Yesterday’s vote by lawmakers came after Ethiopia’s Council of Ministers, chaired by Prime Minister Abiy Ahmed, decided on January 26 to end the state of emergency originally imposed for six months, citing recent developments in the conflict.
The state of emergency was imposed in early November as Tigray forces fighting Ethiopian and allied forces moved closer to the capital, Addis Ababa. They withdrew back into the Tigray region in late December amid mediation efforts and under pressure from a drone-supported military offensive carried out by the government.
Thousands of mainly ethnic Tigrayans were detained under the state of emergency, according to witnesses, lawyers and human rights groups. Many were released after December’s shift in the war.

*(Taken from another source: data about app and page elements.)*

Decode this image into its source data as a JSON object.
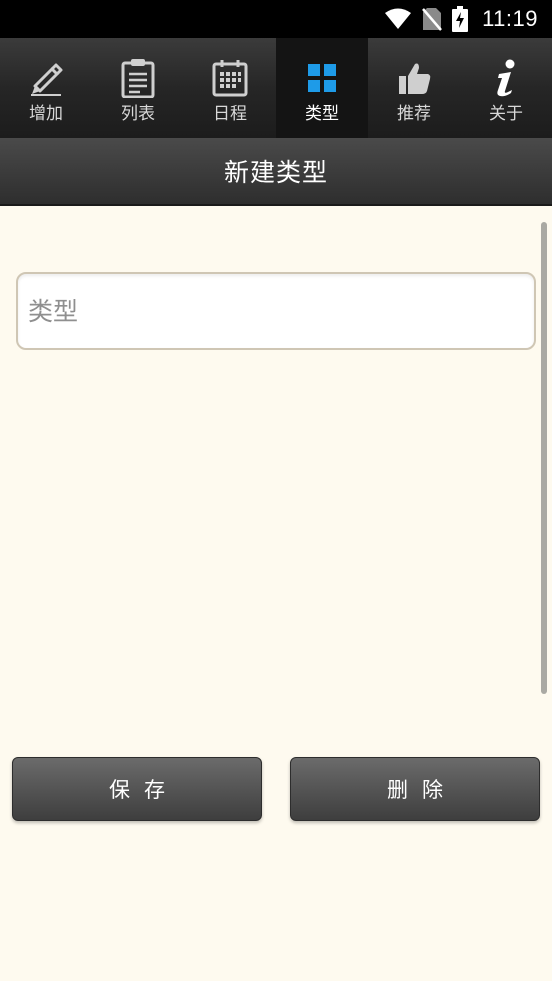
{
  "status_bar": {
    "time": "11:19",
    "icons": [
      "wifi-icon",
      "no-sim-icon",
      "battery-charging-icon"
    ]
  },
  "tabs": [
    {
      "label": "增加",
      "icon": "pencil-icon",
      "active": false
    },
    {
      "label": "列表",
      "icon": "clipboard-list-icon",
      "active": false
    },
    {
      "label": "日程",
      "icon": "calendar-icon",
      "active": false
    },
    {
      "label": "类型",
      "icon": "grid-icon",
      "active": true
    },
    {
      "label": "推荐",
      "icon": "thumbs-up-icon",
      "active": false
    },
    {
      "label": "关于",
      "icon": "info-icon",
      "active": false
    }
  ],
  "header": {
    "title": "新建类型"
  },
  "form": {
    "type_value": "",
    "type_placeholder": "类型"
  },
  "buttons": {
    "save_label": "保存",
    "delete_label": "删除"
  },
  "colors": {
    "background": "#fefaef",
    "active_tab_icon": "#1e9be8",
    "tab_bar": "#262626",
    "button": "#555555"
  }
}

There was no immediate word yesterday on when the rest of the people detained under the state of emergency would be released. They include a freelance video journalist accredited to The Associated Press, Amir Aman Kiyaro.
The state-affiliated Fana Broadcasting reported: “The state of emergency investigation board is instructed to finish any outstanding works within a month and report back to the relevant body. Judicial bodies are also instructed to finish emergency law-related cases within the regular judicial process.”

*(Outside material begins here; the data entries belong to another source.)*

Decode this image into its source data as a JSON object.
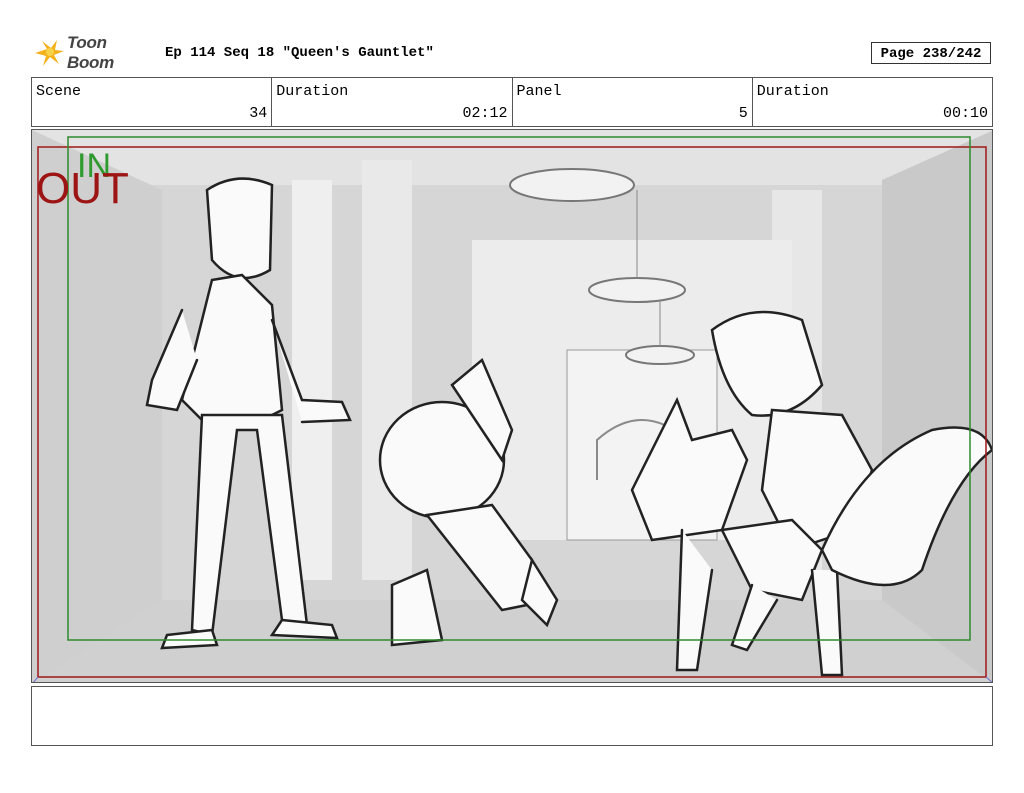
{
  "brand": {
    "logo_text": "Toon Boom"
  },
  "header": {
    "episode_title": "Ep 114 Seq 18 \"Queen's Gauntlet\"",
    "page": "Page 238/242"
  },
  "info": {
    "scene_label": "Scene",
    "scene_value": "34",
    "duration_label": "Duration",
    "duration_value": "02:12",
    "panel_label": "Panel",
    "panel_value": "5",
    "panel_duration_label": "Duration",
    "panel_duration_value": "00:10"
  },
  "frame": {
    "in_label": "IN",
    "out_label": "OUT",
    "in_color": "#2e8b2e",
    "out_color": "#a01818"
  },
  "notes": {
    "text": ""
  }
}
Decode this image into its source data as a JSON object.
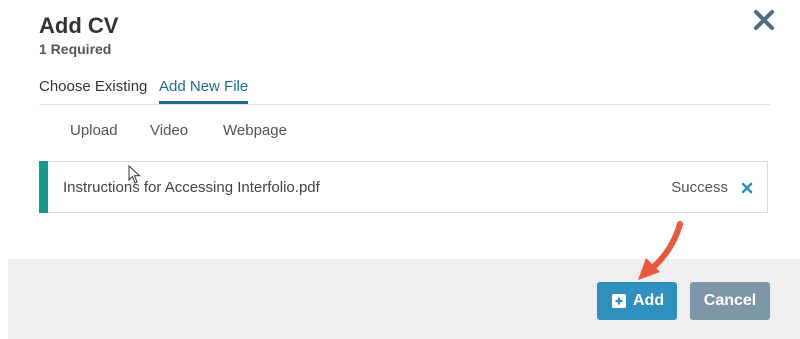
{
  "dialog": {
    "title": "Add CV",
    "subtitle": "1 Required"
  },
  "tabs": [
    {
      "label": "Choose Existing",
      "active": false
    },
    {
      "label": "Add New File",
      "active": true
    }
  ],
  "subtabs": [
    {
      "label": "Upload"
    },
    {
      "label": "Video"
    },
    {
      "label": "Webpage"
    }
  ],
  "file": {
    "name": "Instructions for Accessing Interfolio.pdf",
    "status": "Success"
  },
  "footer": {
    "add_label": "Add",
    "cancel_label": "Cancel"
  },
  "colors": {
    "accent": "#14998f",
    "primary": "#2f8fbf",
    "secondary": "#7d96a8",
    "active_tab": "#1e6c8f",
    "annotation_arrow": "#e9573f"
  },
  "icons": {
    "close": "close-icon",
    "remove": "remove-file-icon",
    "add": "plus-square-icon",
    "annotation": "arrow-icon"
  }
}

Ahead of yesterday’s vote, an advisory committee within the Ethiopian Parliament said the lifting of the state of emergency will help revive the country’s economic and diplomatic situation. Parliament Speaker Tagesse Chafo said the committee believes the country’s security threats can now be dealt with by regular law enforcement mechanisms.
Ethiopia’s war erupted in November 2020 and is believed to have caused the deaths of tens of thousands of people and the displacement of millions. Though the war has subsided in several places, notably within the Tigray and Amhara regions, concerns remain in the northeastern Afar region.
Aid remains badly limited to millions in the Tigray region under what the United Nations has described as a “de facto humanitarian blockade”. On Monday, the World Health Organization said it has been granted access to send medical supplies to Tigray for the first time in six months, but fuel shortages are hampering distribution.